Set the expectation that strong interviewers will be able to present to others a reasoned and evidence-based business case ranking candidates for qualifications and fit. Emphasize that any “gut feeling” needs to be backed by demonstration that one candidate’s responses to particular questions were clearly superior to other candidates’ responses.
Many people feel awkward using structured job interviews. Unprepared to deliver a structured sequence of questions in a way that feels natural, they are quick to go off-script. Interviewers often balk at structured job interviews because of a belief that preparation is intensive7 and that they need to develop additional skills2, in order to not appear foolish to candidates.
It’s helpful for interviewers to be concerned with putting candidates at ease. Many people find job interviews stressful, which gets in the way of putting their best foot forward so that the interviewer has a true sense of their qualifications and ability to contribute to the team and organization.
With practice, interviewers can become comfortable hosting structured job interviews. Interviewing to select people who will work hard to pursue your organization’s mission and uphold your core values is an important business activity. Help interviewers realize that the time commitment has significant and long-lasting implications, and is highly valued.
Scaffold interviewer preparation with resources and experiences that make it possible for interviewers to quickly improve their interviewing skills. Ask interviewers for their biggest concerns or struggles with structured job interviews and target those improvements. Streamline interviewer efforts by providing information on best practices for interview prep. Include opportunities to role-play and share feedback with other interviewers.

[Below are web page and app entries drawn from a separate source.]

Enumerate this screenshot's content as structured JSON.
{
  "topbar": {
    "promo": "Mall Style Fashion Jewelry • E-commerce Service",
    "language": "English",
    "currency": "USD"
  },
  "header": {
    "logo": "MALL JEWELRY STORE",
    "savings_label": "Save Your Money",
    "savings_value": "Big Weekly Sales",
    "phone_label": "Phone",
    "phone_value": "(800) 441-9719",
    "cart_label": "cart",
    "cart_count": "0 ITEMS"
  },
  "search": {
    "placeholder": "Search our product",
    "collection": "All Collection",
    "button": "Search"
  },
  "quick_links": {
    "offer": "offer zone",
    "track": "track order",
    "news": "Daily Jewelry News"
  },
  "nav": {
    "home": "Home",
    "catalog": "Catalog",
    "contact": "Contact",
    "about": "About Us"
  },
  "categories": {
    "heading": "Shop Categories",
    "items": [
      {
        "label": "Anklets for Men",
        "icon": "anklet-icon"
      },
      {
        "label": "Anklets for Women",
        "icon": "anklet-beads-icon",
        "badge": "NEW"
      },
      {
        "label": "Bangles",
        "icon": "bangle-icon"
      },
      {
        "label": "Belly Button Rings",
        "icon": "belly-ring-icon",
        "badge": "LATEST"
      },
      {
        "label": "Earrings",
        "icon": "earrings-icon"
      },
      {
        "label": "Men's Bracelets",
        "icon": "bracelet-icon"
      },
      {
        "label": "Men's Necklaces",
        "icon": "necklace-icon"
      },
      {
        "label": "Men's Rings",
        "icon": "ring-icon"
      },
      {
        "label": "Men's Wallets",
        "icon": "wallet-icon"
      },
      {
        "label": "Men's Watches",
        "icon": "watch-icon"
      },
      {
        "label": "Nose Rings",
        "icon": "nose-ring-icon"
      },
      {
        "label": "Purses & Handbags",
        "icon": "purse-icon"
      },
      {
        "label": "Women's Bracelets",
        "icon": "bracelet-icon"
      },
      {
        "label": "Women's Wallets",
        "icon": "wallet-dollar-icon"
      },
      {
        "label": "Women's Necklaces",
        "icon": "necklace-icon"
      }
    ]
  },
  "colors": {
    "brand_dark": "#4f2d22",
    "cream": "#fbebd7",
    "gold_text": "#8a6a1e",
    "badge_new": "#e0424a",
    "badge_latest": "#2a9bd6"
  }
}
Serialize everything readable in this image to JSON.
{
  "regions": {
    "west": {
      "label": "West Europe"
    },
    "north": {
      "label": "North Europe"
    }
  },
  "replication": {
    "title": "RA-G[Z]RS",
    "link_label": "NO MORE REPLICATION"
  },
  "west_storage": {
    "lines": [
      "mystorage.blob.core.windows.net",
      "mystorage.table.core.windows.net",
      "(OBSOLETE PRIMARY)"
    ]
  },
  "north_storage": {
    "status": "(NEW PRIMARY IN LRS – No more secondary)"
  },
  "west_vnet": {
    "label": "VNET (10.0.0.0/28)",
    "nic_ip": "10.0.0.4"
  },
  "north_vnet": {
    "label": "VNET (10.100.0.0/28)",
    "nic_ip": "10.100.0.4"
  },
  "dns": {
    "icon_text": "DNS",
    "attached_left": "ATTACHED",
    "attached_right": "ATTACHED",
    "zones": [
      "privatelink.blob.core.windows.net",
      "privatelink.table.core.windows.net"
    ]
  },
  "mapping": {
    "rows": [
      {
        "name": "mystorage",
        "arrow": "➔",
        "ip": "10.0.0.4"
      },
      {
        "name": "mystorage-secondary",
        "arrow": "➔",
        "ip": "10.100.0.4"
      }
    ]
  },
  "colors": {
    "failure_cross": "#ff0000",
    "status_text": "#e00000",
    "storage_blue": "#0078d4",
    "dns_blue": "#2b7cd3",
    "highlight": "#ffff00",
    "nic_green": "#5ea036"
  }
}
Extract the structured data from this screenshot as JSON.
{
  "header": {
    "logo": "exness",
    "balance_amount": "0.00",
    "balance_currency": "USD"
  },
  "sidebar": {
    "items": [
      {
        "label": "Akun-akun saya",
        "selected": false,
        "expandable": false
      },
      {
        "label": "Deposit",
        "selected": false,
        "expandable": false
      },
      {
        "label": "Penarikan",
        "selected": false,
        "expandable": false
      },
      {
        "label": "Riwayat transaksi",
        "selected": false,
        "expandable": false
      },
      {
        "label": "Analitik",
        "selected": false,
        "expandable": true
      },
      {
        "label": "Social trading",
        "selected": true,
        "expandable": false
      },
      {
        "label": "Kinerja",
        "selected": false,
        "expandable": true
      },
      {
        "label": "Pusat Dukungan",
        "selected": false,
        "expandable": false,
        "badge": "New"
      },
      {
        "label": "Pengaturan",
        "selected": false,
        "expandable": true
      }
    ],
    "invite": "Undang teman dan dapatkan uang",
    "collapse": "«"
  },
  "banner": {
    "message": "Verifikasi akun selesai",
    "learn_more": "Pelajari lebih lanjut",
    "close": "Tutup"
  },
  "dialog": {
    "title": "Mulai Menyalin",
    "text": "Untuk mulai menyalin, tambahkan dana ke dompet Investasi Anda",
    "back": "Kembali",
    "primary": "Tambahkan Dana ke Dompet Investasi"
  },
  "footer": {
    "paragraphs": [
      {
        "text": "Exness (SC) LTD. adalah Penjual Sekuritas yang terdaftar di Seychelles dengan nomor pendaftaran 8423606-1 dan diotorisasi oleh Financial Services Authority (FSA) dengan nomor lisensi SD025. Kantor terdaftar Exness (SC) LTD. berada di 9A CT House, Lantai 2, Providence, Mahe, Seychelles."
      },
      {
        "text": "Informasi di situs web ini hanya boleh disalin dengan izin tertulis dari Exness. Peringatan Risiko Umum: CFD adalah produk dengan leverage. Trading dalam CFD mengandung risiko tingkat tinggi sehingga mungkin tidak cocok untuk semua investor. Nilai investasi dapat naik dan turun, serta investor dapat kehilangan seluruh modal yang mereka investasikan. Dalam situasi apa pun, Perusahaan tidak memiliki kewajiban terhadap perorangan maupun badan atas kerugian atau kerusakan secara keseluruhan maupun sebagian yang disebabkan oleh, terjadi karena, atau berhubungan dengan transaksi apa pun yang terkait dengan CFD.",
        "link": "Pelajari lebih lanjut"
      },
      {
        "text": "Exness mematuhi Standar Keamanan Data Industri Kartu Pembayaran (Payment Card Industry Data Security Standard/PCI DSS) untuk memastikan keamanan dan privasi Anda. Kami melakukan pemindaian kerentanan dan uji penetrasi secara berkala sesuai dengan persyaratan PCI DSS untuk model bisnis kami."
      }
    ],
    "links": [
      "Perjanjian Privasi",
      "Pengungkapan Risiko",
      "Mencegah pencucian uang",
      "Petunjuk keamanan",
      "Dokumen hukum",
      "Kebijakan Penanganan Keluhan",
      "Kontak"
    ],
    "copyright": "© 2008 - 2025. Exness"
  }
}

It can also be meaningful to gather candidate feedback about the interview experience. When candidates report a positive experience with structured job interviews, interviewer confidence and commitment to structured interviews grows. When several candidates point out a challenge or discomfort with the interview experience, work with interviewers to improve the interview structure or interviewing skills.
Interviews matter. The leap into structured job interviews can be challenging, but it’s worth it. Pull together a team to convert resistance to enthusiasm in your organization. Counteract bias, add valuable information to hiring decisions, and choose the best candidate. Your leaders, coworkers, customers, and job candidates will thank you.